Written by Rorri Geller-Mohamed, LCSW
October 19, 2019
It was the year 2001 and I was home for the summer from college and hanging out with a few friends from high school all who were white. We were just talking and joking and all of a sudden one of them made a nasty comment about people that are Mexican. I don’t remember what the exact comment was although I clearly remember the feeling of pain that it caused me. I questioned the comment, challenged it, and reminded them that my brother is Mexican and all I remember was it being brushed off and none of my other white friends saying anything or recognizing that I was upset. As a result, I decided not to spend any more time with those friends and kept to myself for most of the rest of the summer. I didn’t want to be around people like that. What I didn’t recognize was that by making that choice I was allowing that behavior and language to continue around others and increasing the chances that a BIPOC (Black, Indigenous, Person of Color) would be hurt. I was centering my feelings instead of those of BIPOC.
Years later it occurred to me, I didn’t have the knowledge or skills that I needed to address that situation. If my brother wasn’t Mexican would I even have been aware of the hurtfulness of the comment (I hope so but honestly I’m not sure) I didn’t have the support of a white family member or friend to talk with about it or ask what else could I have done. I was missing the knowledge, skills, and emotional support I needed to respond in an effective way. My response was not aligned with the anti-racist life that I wanted to lead. Fortunately, my training as a therapist, anti-racism education, and life experience has prepared me so that I’m in a completely different place now compared to then. This is why I truly believe that white people need to have the knowledge and skills to dismantle racism. We need to have appropriate spaces and support to work through confusing emotions to make us stronger and more prepared to combat racism.
Just recently, in our Multiracial Parenting Network, a member brought up an issue about her white partner feeling unsure of how to address a comment that used racially derogatory language at work by a co-worker he was friendly with. The partner had never heard the language before and so wasn’t even sure if it was derogatory or not. The thing is that this incident and my incident aren’t isolated incidents. As white people, we often want to shame, ostracize, and separate ourselves from the white people who say things like this. We think we are different and in so many ways we are but that doesn’t take away from our responsibility to dismantle racism. We need to step up and do more. Things like this happen all the time and as white people and white parents especially raising children of color we need to know how to address it.
Here are 3 responses that you as a white person can try to address and prevent derogatory racial language:
1. Identify your emotions but don’t center them. It’s necessary that we are centering the emotions and feelings of BIPOC in our response. Use your feelings of anger, sadness, and hurt as motivation to find a response that will work in addressing it. Sometimes we may find ourselves wanting to pass it off to HR or a supervisor but that doesn’t mean you should not address it too. You don’t know if the system is set up to properly address it and you as a white person have the responsibility in situations like this. Even if they get fired, it doesn’t mean they won’t use that language in other spaces where it could be harmful to BIPOC. Yes, it’s hard and yes, it’s uncomfortable, and no, the person may not want to hear you out but that doesn’t mean you shouldn’t try and keep trying. It’s not a one time thing.

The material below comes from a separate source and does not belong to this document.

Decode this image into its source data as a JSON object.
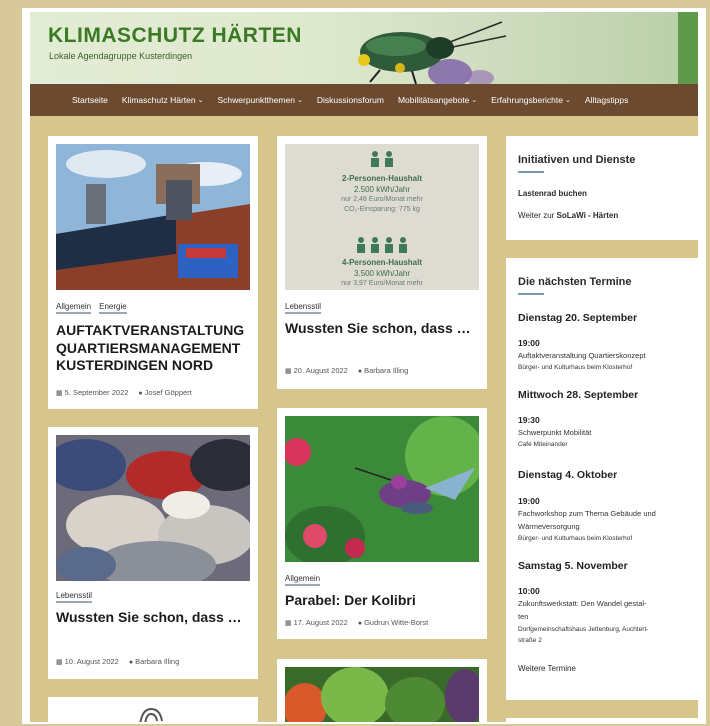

2. Be strategic in how you address it. If you just shame the person, it likely won’t prevent the behavior in the future. It’s easier to just write the person off as racist and go along your way but that isn’t enough and it isn’t effective in dismantling racism. You need to actively work to connect with them, to learn, and change. This may include saying something like “I don’t know if you realize but when you said xyz it was really hurtful to me. What did you mean or what were you trying to say?” You can educate them as to why it’s hurtful as well as give an analogy or other example of something that they can relate to that could cause a similar type of pain. You can also explain to them how they can do and be better.
3. Look at the institutions that the person and you are part of and see what change is needed in those spaces. So for example, if it’s a co-worker what types of conversations are happening around race and racism within the company. Is the human resources department prioritizing those issues? Do BIPOC feel safe in the company if this type of language is being used? What needs to change to make that happen?
Keep in mind these specific strategies are to be used with people that you already have some type of relationship with such as a friend, co-worker, family member or acquaintance. Continue to be aware of the language that is used around you. Think about ways that you can step up and engage more white people in anti-racist work. Don’t take the easy way out by shaming the person and/or only passing the responsibility onto someone else (ex. Supervisor, HR dept, etc). It is our responsibility as white people and as white parents raising children of color that we address it and dismantles it.
To creating change through discomfort.
I know that if I don’t step up, I’m allowing racism to continue. And it’s only an option for me because of my white privilege.
Bye 2019…What’s coming in 2020?(New podcast, new community, new program)Happy New Year! As we begin in 2020, I want to thank you for being part of the U Power Change community. 2019 was a big transition year for us as we launched new programs, grew our facebook...
That feeling that often comes up when we aren’t sure what to say, how to say something, it’s anxiety and we need to be consistently showing up and doing the work.